PROBLEM REQUIREMENTS
Below are some records: retype them all exactly, but not the pictures.
++++++
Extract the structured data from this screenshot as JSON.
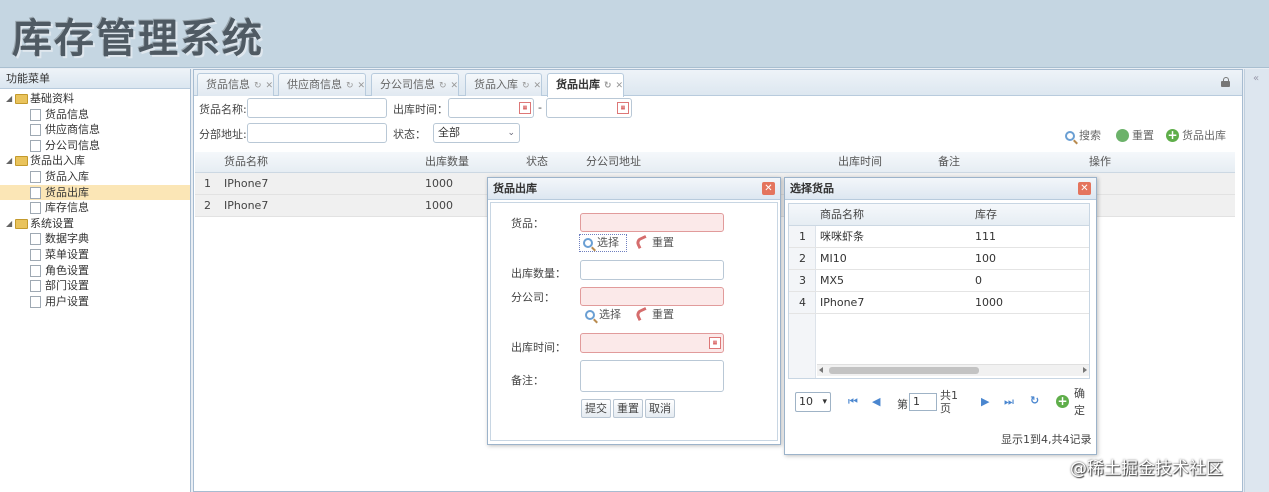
{
  "app": {
    "title": "库存管理系统"
  },
  "sidebar": {
    "title": "功能菜单",
    "groups": [
      {
        "label": "基础资料",
        "items": [
          "货品信息",
          "供应商信息",
          "分公司信息"
        ]
      },
      {
        "label": "货品出入库",
        "items": [
          "货品入库",
          "货品出库",
          "库存信息"
        ]
      },
      {
        "label": "系统设置",
        "items": [
          "数据字典",
          "菜单设置",
          "角色设置",
          "部门设置",
          "用户设置"
        ]
      }
    ],
    "active_item": "货品出库"
  },
  "tabs": [
    {
      "label": "货品信息"
    },
    {
      "label": "供应商信息"
    },
    {
      "label": "分公司信息"
    },
    {
      "label": "货品入库"
    },
    {
      "label": "货品出库",
      "active": true
    }
  ],
  "filters": {
    "product_name_label": "货品名称:",
    "out_time_label": "出库时间：",
    "range_sep": "-",
    "branch_address_label": "分部地址:",
    "status_label": "状态：",
    "status_value": "全部"
  },
  "toolbar": {
    "search": "搜索",
    "reset": "重置",
    "outbound": "货品出库"
  },
  "grid": {
    "columns": [
      "货品名称",
      "出库数量",
      "状态",
      "分公司地址",
      "出库时间",
      "备注",
      "操作"
    ],
    "rows": [
      {
        "n": "1",
        "name": "IPhone7",
        "qty": "1000"
      },
      {
        "n": "2",
        "name": "IPhone7",
        "qty": "1000"
      }
    ]
  },
  "outbound_dialog": {
    "title": "货品出库",
    "goods_label": "货品：",
    "select_label": "选择",
    "reset_label": "重置",
    "qty_label": "出库数量：",
    "branch_label": "分公司：",
    "time_label": "出库时间：",
    "remark_label": "备注：",
    "submit": "提交",
    "reset": "重置",
    "cancel": "取消"
  },
  "picker_dialog": {
    "title": "选择货品",
    "columns": [
      "商品名称",
      "库存"
    ],
    "rows": [
      {
        "n": "1",
        "name": "咪咪虾条",
        "stock": "111"
      },
      {
        "n": "2",
        "name": "MI10",
        "stock": "100"
      },
      {
        "n": "3",
        "name": "MX5",
        "stock": "0"
      },
      {
        "n": "4",
        "name": "IPhone7",
        "stock": "1000"
      }
    ],
    "page_size": "10",
    "page_prefix": "第",
    "page_value": "1",
    "page_total": "共1页",
    "confirm": "确定",
    "summary": "显示1到4,共4记录"
  },
  "watermark": "@稀土掘金技术社区",
  "colors": {
    "header_bg": "#c5d6e2",
    "active_tree": "#fbe6b6",
    "error_border": "#e19b9b",
    "accent_blue": "#4a86cf"
  }
}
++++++
SOLUTION FOR THIS EXERCISE
Extract the structured data from this screenshot as JSON.
{
  "app": {
    "title": "库存管理系统"
  },
  "sidebar": {
    "title": "功能菜单",
    "groups": [
      {
        "label": "基础资料",
        "items": [
          "货品信息",
          "供应商信息",
          "分公司信息"
        ]
      },
      {
        "label": "货品出入库",
        "items": [
          "货品入库",
          "货品出库",
          "库存信息"
        ]
      },
      {
        "label": "系统设置",
        "items": [
          "数据字典",
          "菜单设置",
          "角色设置",
          "部门设置",
          "用户设置"
        ]
      }
    ],
    "active_item": "货品出库"
  },
  "tabs": [
    {
      "label": "货品信息"
    },
    {
      "label": "供应商信息"
    },
    {
      "label": "分公司信息"
    },
    {
      "label": "货品入库"
    },
    {
      "label": "货品出库",
      "active": true
    }
  ],
  "filters": {
    "product_name_label": "货品名称:",
    "out_time_label": "出库时间：",
    "range_sep": "-",
    "branch_address_label": "分部地址:",
    "status_label": "状态：",
    "status_value": "全部"
  },
  "toolbar": {
    "search": "搜索",
    "reset": "重置",
    "outbound": "货品出库"
  },
  "grid": {
    "columns": [
      "货品名称",
      "出库数量",
      "状态",
      "分公司地址",
      "出库时间",
      "备注",
      "操作"
    ],
    "rows": [
      {
        "n": "1",
        "name": "IPhone7",
        "qty": "1000"
      },
      {
        "n": "2",
        "name": "IPhone7",
        "qty": "1000"
      }
    ]
  },
  "outbound_dialog": {
    "title": "货品出库",
    "goods_label": "货品：",
    "select_label": "选择",
    "reset_label": "重置",
    "qty_label": "出库数量：",
    "branch_label": "分公司：",
    "time_label": "出库时间：",
    "remark_label": "备注：",
    "submit": "提交",
    "reset": "重置",
    "cancel": "取消"
  },
  "picker_dialog": {
    "title": "选择货品",
    "columns": [
      "商品名称",
      "库存"
    ],
    "rows": [
      {
        "n": "1",
        "name": "咪咪虾条",
        "stock": "111"
      },
      {
        "n": "2",
        "name": "MI10",
        "stock": "100"
      },
      {
        "n": "3",
        "name": "MX5",
        "stock": "0"
      },
      {
        "n": "4",
        "name": "IPhone7",
        "stock": "1000"
      }
    ],
    "page_size": "10",
    "page_prefix": "第",
    "page_value": "1",
    "page_total": "共1页",
    "confirm": "确定",
    "summary": "显示1到4,共4记录"
  },
  "watermark": "@稀土掘金技术社区",
  "colors": {
    "header_bg": "#c5d6e2",
    "active_tree": "#fbe6b6",
    "error_border": "#e19b9b",
    "accent_blue": "#4a86cf"
  }
}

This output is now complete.